“"I no longer work and I have a pension. I now volunteer here at the center. I also volunteer for the blood bank and the Red Cross. This spirit of volunteering is very common in our city and we have a couple of people coming down here to help out with sandwiches every week.”"

In the past 26 years the program has been running, church members and food companies have sustained the sandwich program by donating food stuffs to feed the needy.

When the meals are ready, those in need are fed irrespective of their religious affiliation and are not obliged to be registered.

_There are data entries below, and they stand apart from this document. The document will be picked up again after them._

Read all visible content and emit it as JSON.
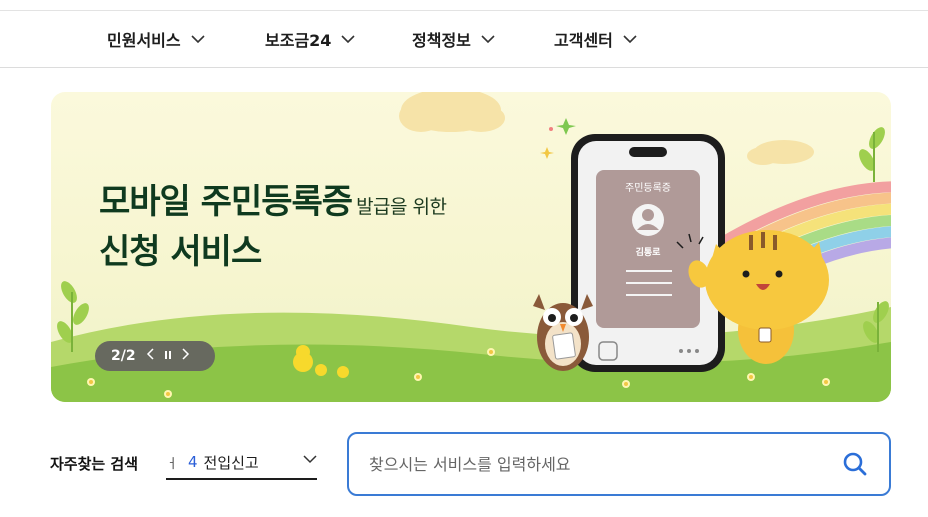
{
  "nav": {
    "items": [
      {
        "label": "민원서비스"
      },
      {
        "label": "보조금24"
      },
      {
        "label": "정책정보"
      },
      {
        "label": "고객센터"
      }
    ]
  },
  "banner": {
    "title_line1": "모바일 주민등록증",
    "title_line1_small": "발급을 위한",
    "title_line2": "신청 서비스",
    "phone_card_title": "주민등록증",
    "phone_card_name": "김통로",
    "pager": {
      "current": "2",
      "separator": "/",
      "total": "2"
    }
  },
  "favorites": {
    "label": "자주찾는 검색",
    "mark": "ㅓ",
    "selected_number": "4",
    "selected_label": "전입신고"
  },
  "search": {
    "placeholder": "찾으시는 서비스를 입력하세요"
  },
  "colors": {
    "accent_blue": "#3a7bd5",
    "banner_title": "#0f3a1f",
    "banner_bg": "#f6f5cf"
  }
}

“"We feed whoever shows up at our window. We do not care where they come from or which church they go to……. Usually we receive a huge number of people towards the end of the month when pay cheques run out,"” said Mr Stopper.
Schedule of meals at the Samaritan Center

Another church-run feeding program is the Samaritan Center, a former church building which is now the only hope for hundreds of people who cannot to feed themselves.

The center was established by seven local churches and it receives donations of funds and food stuffs from restaurants and several other donors.

It offers breakfast and supper to between 150 and 400 people on a daily basis.

According to officials at the Samaritan Center, about 150,000 meals were saved last year.

Most of the people fed are African-Americans but there is also a significant number of white people who receive the meals.

Just a few kilometers away from the Samaritan Center is the headquarters of the Salvation Army, another religious center where poor people are housed and fed for free.

The place offers free lodging for individuals and families who have been evicted or are homeless.

They are fed, given life skills and helped to get jobs.

On average, the homeless are given shelter for 20 days and there after they are expected to find a job or a new home.

"We are located in the southern part of Syracuse because this is where poverty is. We serve over 38,000 people through 41 separate programs, catering different groups of people," said Andrew Sabbaghzadeh, Resource Development Director at the Salvation Army Syracuse Headquarters.
Mr Sabbaghzadeh talking to Mandela Washington fellows

He said Salvation Army was working hard to fit into the US federal government's plan to eradicate poverty by 2022.

"Syracuse is nationally recognised because of its poverty. We are doing our best to cater for the poor through our programs."

The Salvation Army, which has been operating in Syracuse for over 100 years, has an annual budget of $20 million funded by grants from the federal and state governments as well as donors.

According to Salvation Army Onondaga County Chief Executive Officer Major Karla Clark, most of the money is raised during Christmas parties. 

"Despite being a church, the Salvation Army serves people of all races and religious faiths. Nobody is required to be a church member in order to receive our services," said Major Clark when she addressed visiting 2016 Mandela Washington fellows at her office.

Apart from offering shelter and food to the homeless, the church also runs the Therapy program which is aimed at helping youths break away from gangs and find alternatives like jobs and education to reduce the levels of violence in the city.

Syracuse is estimated to have over 100 gangs.

Apart from these church run initiatives, poor people in Syracuse, a town which falls under Onondaga County, have two other options of having a meal.

Firstly, the Onondanga County provides food and other supplies through a program called the Food Bank.

Here, those in need are registered by the county administration and queue up at centers to receive their meals.

According to Stopper, the Food Bank in a county benefits from US Federal funding.

Food banks operate like warehouses where food stuffs are collected and stored before being distributed to NGOs and food pantries which give food to the needy.

Secondly, the needy also receive meals from several centers called Pantries where free meals are issued at no cost.

The pantries survive on generosity from donors and other well wishers to feed thousands of people in Syracuse.

Apart from receiving donated food supplies, the pantries also buy cheap food stuffs from the local Food Banks.